Cornelius Senn, a measurement engineer in the Department of Civil, Environmental and Geomatic Engineering (D-BAUG), and his post-doctoral colleague Silvan Leinss have developed a new reflector for radar measurements. The underlying mechanism, however, has many possible applications and could revolutionise furniture construction, for example.
“This mechanism is so clever it should be patented,” Cornelius Senn thought to himself on numerous occasions. The measurement and electrical engineer in the Department of Civil, Environmental and Geomatic Engineering (D-BAUG) is a frequent inventor and builder of devices that make life easier for researchers in the department. And this time it’s probably not just idle chatter.

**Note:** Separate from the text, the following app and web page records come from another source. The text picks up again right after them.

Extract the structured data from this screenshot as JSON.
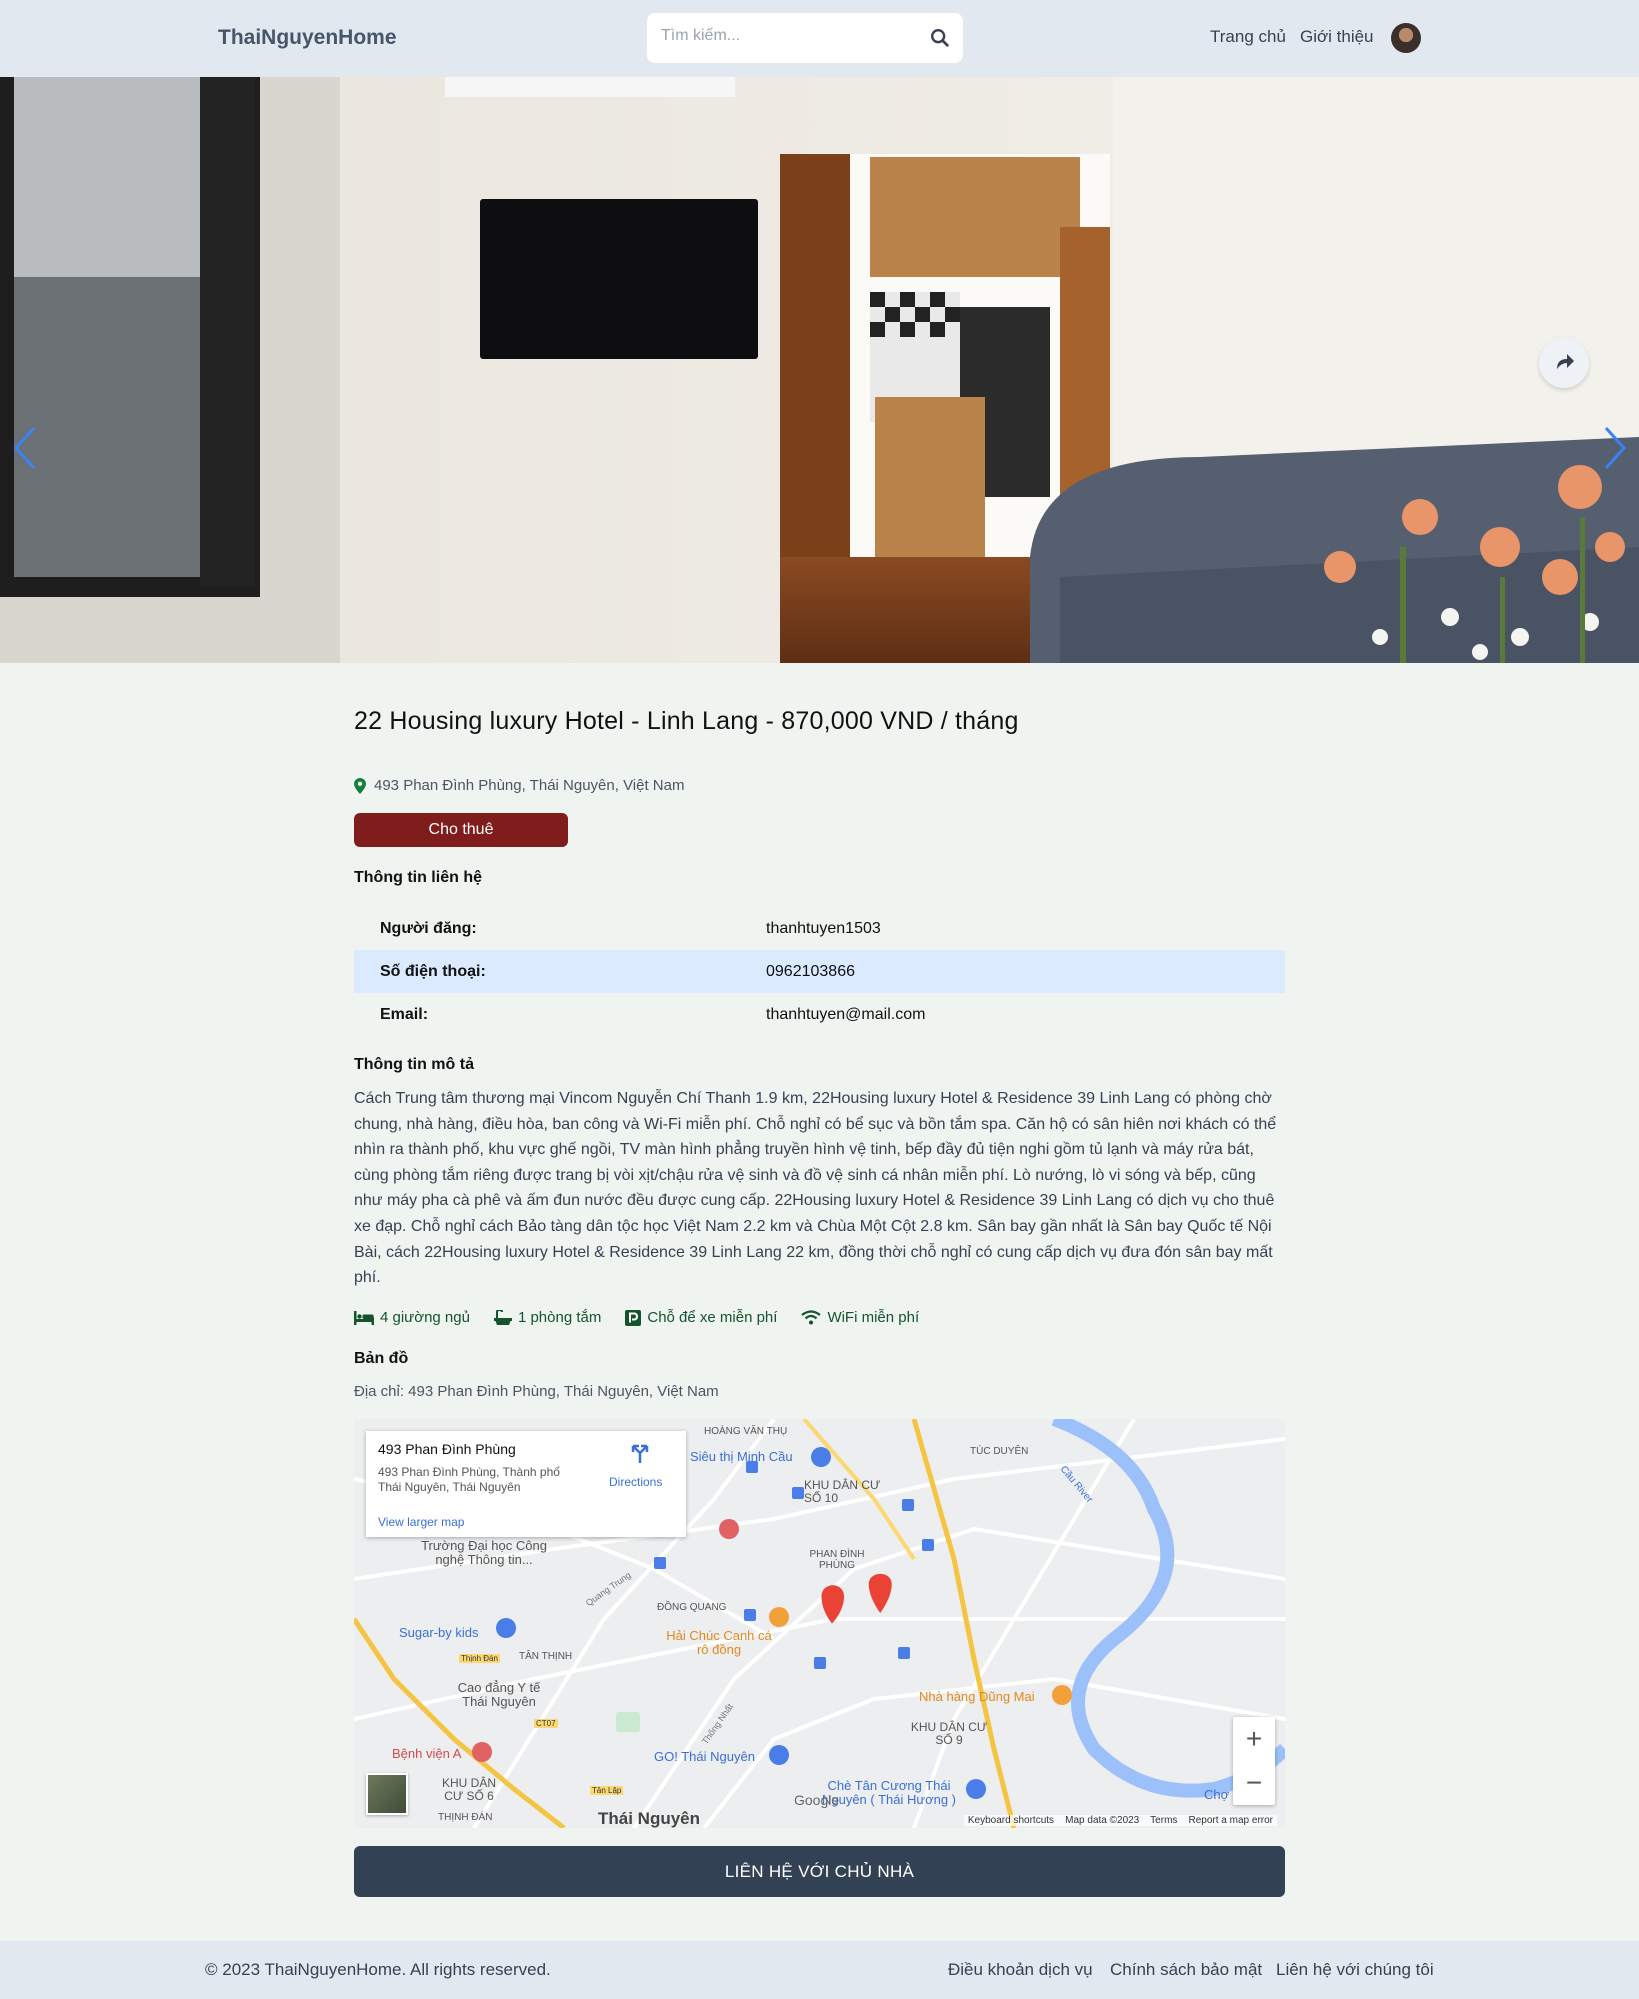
{
  "header": {
    "brand": "ThaiNguyenHome",
    "search_placeholder": "Tìm kiếm...",
    "nav_home": "Trang chủ",
    "nav_about": "Giới thiệu"
  },
  "listing": {
    "title": "22 Housing luxury Hotel - Linh Lang - 870,000 VND / tháng",
    "address": "493 Phan Đình Phùng, Thái Nguyên, Việt Nam",
    "status": "Cho thuê",
    "contact_heading": "Thông tin liên hệ",
    "contact": [
      {
        "label": "Người đăng:",
        "value": "thanhtuyen1503"
      },
      {
        "label": "Số điện thoại:",
        "value": "0962103866"
      },
      {
        "label": "Email:",
        "value": "thanhtuyen@mail.com"
      }
    ],
    "desc_heading": "Thông tin mô tả",
    "description": "Cách Trung tâm thương mại Vincom Nguyễn Chí Thanh 1.9 km, 22Housing luxury Hotel & Residence 39 Linh Lang có phòng chờ chung, nhà hàng, điều hòa, ban công và Wi-Fi miễn phí. Chỗ nghỉ có bể sục và bồn tắm spa. Căn hộ có sân hiên nơi khách có thể nhìn ra thành phố, khu vực ghế ngồi, TV màn hình phẳng truyền hình vệ tinh, bếp đầy đủ tiện nghi gồm tủ lạnh và máy rửa bát, cùng phòng tắm riêng được trang bị vòi xịt/chậu rửa vệ sinh và đồ vệ sinh cá nhân miễn phí. Lò nướng, lò vi sóng và bếp, cũng như máy pha cà phê và ấm đun nước đều được cung cấp. 22Housing luxury Hotel & Residence 39 Linh Lang có dịch vụ cho thuê xe đạp. Chỗ nghỉ cách Bảo tàng dân tộc học Việt Nam 2.2 km và Chùa Một Cột 2.8 km. Sân bay gần nhất là Sân bay Quốc tế Nội Bài, cách 22Housing luxury Hotel & Residence 39 Linh Lang 22 km, đồng thời chỗ nghỉ có cung cấp dịch vụ đưa đón sân bay mất phí.",
    "amenities": {
      "beds": "4 giường ngủ",
      "baths": "1 phòng tắm",
      "parking": "Chỗ để xe miễn phí",
      "wifi": "WiFi miễn phí"
    },
    "map_heading": "Bản đồ",
    "map_address": "Địa chỉ: 493 Phan Đình Phùng, Thái Nguyên, Việt Nam",
    "cta": "LIÊN HỆ VỚI CHỦ NHÀ"
  },
  "map": {
    "card_title": "493 Phan Đình Phùng",
    "card_addr1": "493 Phan Đình Phùng, Thành phố",
    "card_addr2": "Thái Nguyên, Thái Nguyên",
    "directions": "Directions",
    "larger": "View larger map",
    "zoom_in": "+",
    "zoom_out": "−",
    "footer": "Keyboard shortcuts    Map data ©2023    Terms    Report a map error",
    "labels": {
      "hoang_van_thu": "HOÀNG VĂN THỤ",
      "sieu_thi": "Siêu thị Minh Cầu",
      "kdc10": "KHU DÂN CƯ SỐ 10",
      "tuc_duyen": "TÚC DUYÊN",
      "cau_river": "Cầu River",
      "truong": "Trường Đại học Công nghệ Thông tin...",
      "phan_dinh_phung": "PHAN ĐÌNH PHÙNG",
      "dong_quang": "ĐỒNG QUANG",
      "quang_trung": "Quang Trung",
      "sugar": "Sugar-by kids",
      "hai_chuc": "Hải Chúc Canh cá rô đồng",
      "tan_thinh": "TÂN THỊNH",
      "thinh_dan": "Thịnh Đán",
      "cao_dang": "Cao đẳng Y tế Thái Nguyên",
      "nha_hang": "Nhà hàng Dũng Mai",
      "kdc9": "KHU DÂN CƯ SỐ 9",
      "thong_nhat": "Thống Nhất",
      "ct07": "CT07",
      "benh_vien": "Bệnh viện A",
      "go": "GO! Thái Nguyên",
      "che": "Chè Tân Cương Thái Nguyên ( Thái Hương )",
      "kdc6": "KHU DÂN CƯ SỐ 6",
      "thinh_dan_caps": "THỊNH ĐÁN",
      "tan_lap": "Tân Lập",
      "thai_nguyen": "Thái Nguyên",
      "google": "Google",
      "cho": "Chợ"
    }
  },
  "footer": {
    "copyright": "© 2023 ThaiNguyenHome. All rights reserved.",
    "terms": "Điều khoản dịch vụ",
    "privacy": "Chính sách bảo mật",
    "contact": "Liên hệ với chúng tôi"
  },
  "icons": {
    "search": "search-icon",
    "share": "share-icon",
    "prev": "chevron-left-icon",
    "next": "chevron-right-icon",
    "pin": "map-pin-icon",
    "bed": "bed-icon",
    "bath": "bath-icon",
    "parking": "parking-icon",
    "wifi": "wifi-icon"
  },
  "colors": {
    "header_bg": "#e2e8f0",
    "page_bg": "#f0f4f1",
    "status_badge": "#7f1d1d",
    "cta": "#334155",
    "row_highlight": "#dbeafe",
    "amenity_text": "#14532d"
  }
}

He has filed a patent application for a mechanism that enables the stable connection of panels – made of metal or Plexiglass, for example – without screws, but instead held together by angled blades, a type of gearing. It is difficult to describe, but is much easier to understand with a visual aid (see video).
We would like to help, but sorry
It all started with a “No”. Senn declined when he was approached by a doctoral student asking for help with the development of a reflector for radar measurements. These types of reflectors are placed in snow and ice, for example, to generate elevation models. In locations with known coordinates, they serve as reference points. They are also required to adjust the focus of radar. The radar images can then be used to determine the flow velocity of glaciers and landslides in the millimetre range.
“When I saw the reflectors, which were made of different materials and were also loose and heavy, I said: ‘I won’t build this; it won’t work’,” Senn recalls. And he immediately set out to develop an alternative. So the question arose as to whether he could drill through the reflector in order to screw it to the support, or whether this would interfere with the measurements. Maybe, or maybe not – no one really knew for sure. That is until Silvan Leinss, a post-doctoral student in the group led by Irena Hajnsek, Professor of Earth Observation and Remote Sensing, came along. As a physicist, the answer was clear to Leinss: “Our radar uses a wavelength of several centimetres. Anything smaller will not affect the measurement.”
Two inventors meet and inspire each other
However, like Senn, Leinss wanted to know for sure. He had previously carried out field trials with the existing reflectors and climbed hundreds of metres up mountains while carrying a 40-kg pack. In Greenland, he had even sawn off the corners of a reflector to fit it on the plane – knowing full well that the reflection of the waves at the corners would be lost anyway. Do the reflectors really have to be so heavy and unwieldy? Is there a way to assemble them on-site, even in sub-zero temperatures? What would be the ideal shape? The two inventors set out to find the answers to these questions, throwing ideas back and forth.
Leinss carried out tests with screws and applied aluminium foil to sheet metal. The results: single screws do not affect the measurements, nor do the reflectors have to be particularly thick, but thinner reflectors require more and shorter screws. “Once you’ve put together this kind of reflector, you won’t take it apart again and you certainly won’t assemble it in the sub-zero temperatures you find in places like Greenland,” says Senn from experience. He eventually abandoned the idea of using a “piano hinge” – a metal strip with numerous small screws: “If dirt gets in, it ruins it.” In addition, it is made of a different material than the metal sheeting, which could lead to electrolytic corrosion.
A simple solution, but hard to describe
So Senn thought about a better solution and developed his interlocking system, which he illustrates with his hands. “When I put the idea down on paper, I suddenly began to doubt whether it would truly work,” he recalls. So he headed to the workshop, where he built a model and found that it did indeed work. And now he hears the inventor’s maxim for patents more often: Leinss was delighted, as was his boss, Hajnsek, who then began the search for funding for a prototype. The patent issue, however, was made tangible by the company that built the prototype, when the company owner inquired about it. “We’re working on it,” replied Senn, who then contacted ETH transfer, the technology transfer centre at ETH, where the idea was also met with excitement by Stefan Lux.
Enthusiasm notwithstanding, nearly everyone who saw the mechanism said they had seen it somewhere else already. But where exactly? What exactly? Even the patent office was certain that this kind of mechanism was already registered. The officials spent a day searching, but they were unable to find anything quite like it after all. The next task was to draft the patent document, which was not easy, since it was not simply a matter of patenting the reflector but rather the mechanism used to join the panels. And this idea is so simple that it is extremely difficult to describe.
A whole host of possible applications. In addition to reflectors, it might be possible to build bookshelves, cabinets and other furniture this way. The mechanism might also be suitable for roof structures. Senn has many ideas and he’s already built models for some. “But it takes time to develop them – and find an actual application,” he explains. This is why he welcomes new sparring partners at ETH, with whom he can work to develop further products that incorporate the mechanism into their design. Of course, hopes are high that companies outside ETH will show interest in the application.